Friday, 10 November 2017

No November Blues

November on Rhodes has got to me my favourite month of the year. Why? Well, for starters it's completely the opposite of the Novembers I remember from living in the UK. In Britain, November was always the most depressing month, it seemed to me. The nights were closing in fast, the weather was bleak and you still had most of the winter to come. Long grey days one after the other seem to be what I recall the most about British Novembers. Here it's, as my dad would have said, 'glorious'. Yes we've had some rain and there will be more hopefully next week. But, true to form, it arrives, does its necessary business and then departs in time for the following day to dawn bright, blue, clear and warm.

Temperatures at the moment are hovering in the lower to mid twenties during the day (that's 70-77ºF in the old money, or if you're American!) and around 10 overnight. The high humidity of the summer months is gone and the atmosphere wonderfully clear, making the light perfect for photography. We've been out in the garden quite a bit because we can now work out there without very soon fainting from the heat and perspiring as if our skin leaked. In fact, after well over a decade of staring at three concrete tubes that were sticking out of the ground, not far from the house, I've recently built some wooden 'planters' to disguise them. These 'tubes' are the tops of the three cess pits that serve the property and the builder never did get around to finishing them off properly.

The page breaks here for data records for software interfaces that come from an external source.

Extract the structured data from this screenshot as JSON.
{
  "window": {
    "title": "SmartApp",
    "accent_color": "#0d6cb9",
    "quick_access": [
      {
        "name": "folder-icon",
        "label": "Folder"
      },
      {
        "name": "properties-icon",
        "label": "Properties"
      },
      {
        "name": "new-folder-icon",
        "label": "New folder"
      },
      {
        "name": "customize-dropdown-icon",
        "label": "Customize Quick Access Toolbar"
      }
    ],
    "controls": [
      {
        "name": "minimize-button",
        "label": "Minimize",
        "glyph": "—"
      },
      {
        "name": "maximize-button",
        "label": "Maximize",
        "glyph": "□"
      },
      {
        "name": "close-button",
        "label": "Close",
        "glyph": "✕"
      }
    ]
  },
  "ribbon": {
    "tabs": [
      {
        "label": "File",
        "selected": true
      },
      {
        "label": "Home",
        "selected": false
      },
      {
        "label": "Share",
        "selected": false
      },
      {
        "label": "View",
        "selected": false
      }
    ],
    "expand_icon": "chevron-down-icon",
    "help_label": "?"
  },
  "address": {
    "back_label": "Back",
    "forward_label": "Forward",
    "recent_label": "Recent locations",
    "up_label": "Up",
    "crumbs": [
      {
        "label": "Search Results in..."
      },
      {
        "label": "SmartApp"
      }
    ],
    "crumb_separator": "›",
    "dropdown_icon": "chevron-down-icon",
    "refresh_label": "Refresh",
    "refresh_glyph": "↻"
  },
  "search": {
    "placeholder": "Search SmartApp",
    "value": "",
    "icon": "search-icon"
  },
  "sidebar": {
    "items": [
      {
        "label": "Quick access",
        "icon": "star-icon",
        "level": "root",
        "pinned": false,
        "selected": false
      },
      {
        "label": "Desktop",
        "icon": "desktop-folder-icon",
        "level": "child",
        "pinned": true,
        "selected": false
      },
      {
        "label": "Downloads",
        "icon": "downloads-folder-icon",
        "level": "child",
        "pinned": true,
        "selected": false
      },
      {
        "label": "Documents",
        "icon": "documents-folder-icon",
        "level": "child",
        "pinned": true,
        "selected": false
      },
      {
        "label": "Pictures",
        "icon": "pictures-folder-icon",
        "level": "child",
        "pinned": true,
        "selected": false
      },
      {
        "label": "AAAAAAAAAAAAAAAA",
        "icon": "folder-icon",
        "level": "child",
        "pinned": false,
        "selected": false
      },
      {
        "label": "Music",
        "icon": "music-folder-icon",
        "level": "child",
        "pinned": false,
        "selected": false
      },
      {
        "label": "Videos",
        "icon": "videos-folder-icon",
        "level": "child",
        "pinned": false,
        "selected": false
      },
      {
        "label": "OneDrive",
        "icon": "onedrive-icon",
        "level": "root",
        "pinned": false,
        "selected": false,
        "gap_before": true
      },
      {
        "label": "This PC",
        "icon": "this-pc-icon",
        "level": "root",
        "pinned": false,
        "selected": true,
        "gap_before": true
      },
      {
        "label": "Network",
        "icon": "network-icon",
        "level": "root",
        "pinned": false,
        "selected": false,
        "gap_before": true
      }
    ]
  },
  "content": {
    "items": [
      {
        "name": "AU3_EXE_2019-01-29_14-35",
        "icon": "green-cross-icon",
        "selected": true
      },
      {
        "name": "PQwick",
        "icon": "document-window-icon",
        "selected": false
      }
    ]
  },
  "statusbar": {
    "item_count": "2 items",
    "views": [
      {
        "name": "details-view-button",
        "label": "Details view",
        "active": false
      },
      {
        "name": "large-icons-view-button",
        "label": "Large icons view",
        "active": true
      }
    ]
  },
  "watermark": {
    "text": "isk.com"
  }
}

We'd tried disguising the concrete 'tubes' with slabs, gravel and pebbles, but with only limited success. they still looked scruffy.

Not bad eh? You wouldn't know what lurked beneath these now, would you?
They may have looked rather unsightly, but they do their job well. They're meant to be ecologically designed. One filters into the next and the third one has no solid bottom but is rather stacked at the bottom with gravel, through which the contents are meant to seep away as they decay naturally. It's important not to put strong chemicals down the drains because it would kill the bacteria that do the work. They must be working because the house is now well over twelve years old and we've only had the truck up to 'empty' the pits and flush them out once in all that time, which was early last year.

That's why I didn't worry about filling my planters (made from old pallets - of course!) with gravel and coloured pebbles, because it won't be that often that we have to clear them out for 'servicing'.

Of course, the rains that we have had, while welcome, are nowhere near enough. Mihalis, my farmer friend still tuts and looks up at the sky with evident disgust. 

"I wish it would rain all winter, Gianni." He says. "Even then we'd be behind with the water supply for the villages. And the olives won't be very good this year." Mind you, he does approve of my aubergine plant [see this post]. I only have the one, yes, but it produces enough for my family of two and so we're well pleased. Nevertheless, he only exhibits a genuine smile when it's stair-rodding outside.

Old Agapitos, who has the vegetable patch and olive grove in the compound surrounding the local water reservoir (a huge concrete rectangle about the size of a detached bungalow, together with the 'extension' that they built a few years ago, a circular galvanised cistern with a gently pitched roof), also tch tches a lot when he looks at his olive trees. Mind you, we can be thankful for one thing, after months of the tap water being like seawater, what comes out of the taps now is delightfully sweet and, apart from running it through a filter jug, we can drink it once again.

The 'thalassino' water did kill a lot of people's plants though. We dropped by the local garden centre on the main road just this side of Gennadi yesterday, to buy a few plants to replace the ones we'd lost. The man who runs it is a truly decent bloke who's a joy to shop with. You really enjoy parting with your money when you buy from him because he dispenses horticultural advice with every breath. The premises had been an estate agent prior to the brown stuff hitting the fan when the Greek crisis broke, not long after the 2008 financial crash, both things together having put paid to the existence of thousands of estate agents all over Greece as foreigners stopped buying here in their droves. Where once smart, white bloused and pencil skirted girls dished out A4 spec sheets on as yet unbuilt properties to willing foreigners hoping to live the dream, you can now buy a 70 litre sack of general purpose garden compost or some canes for your tomatoes.

We stocked up on a few lettuce plants and a couple of nice new shrubs (don't even ask what they're called), and whilst handing over the dosh received detailed instructions on how to keep them all healthy. All of it delivered in earnest with a friendly smile while he also hoisted my sack of compost on to a shoulder and deposited it in the boot of the car.

Ah well, sorry folks if you live in the UK, but it'll soon be dawn and I think after we've pottered around for an hour or two tomorrow, we'll dig out the sun loungers again (we dozed on them a couple of days ago too) and fall asleep in the warm November sunshine. I may have a go at varnishing my new planters. Then again, I may put it off for another day.

Keep the noise down, will you.

No comments:

Post a Comment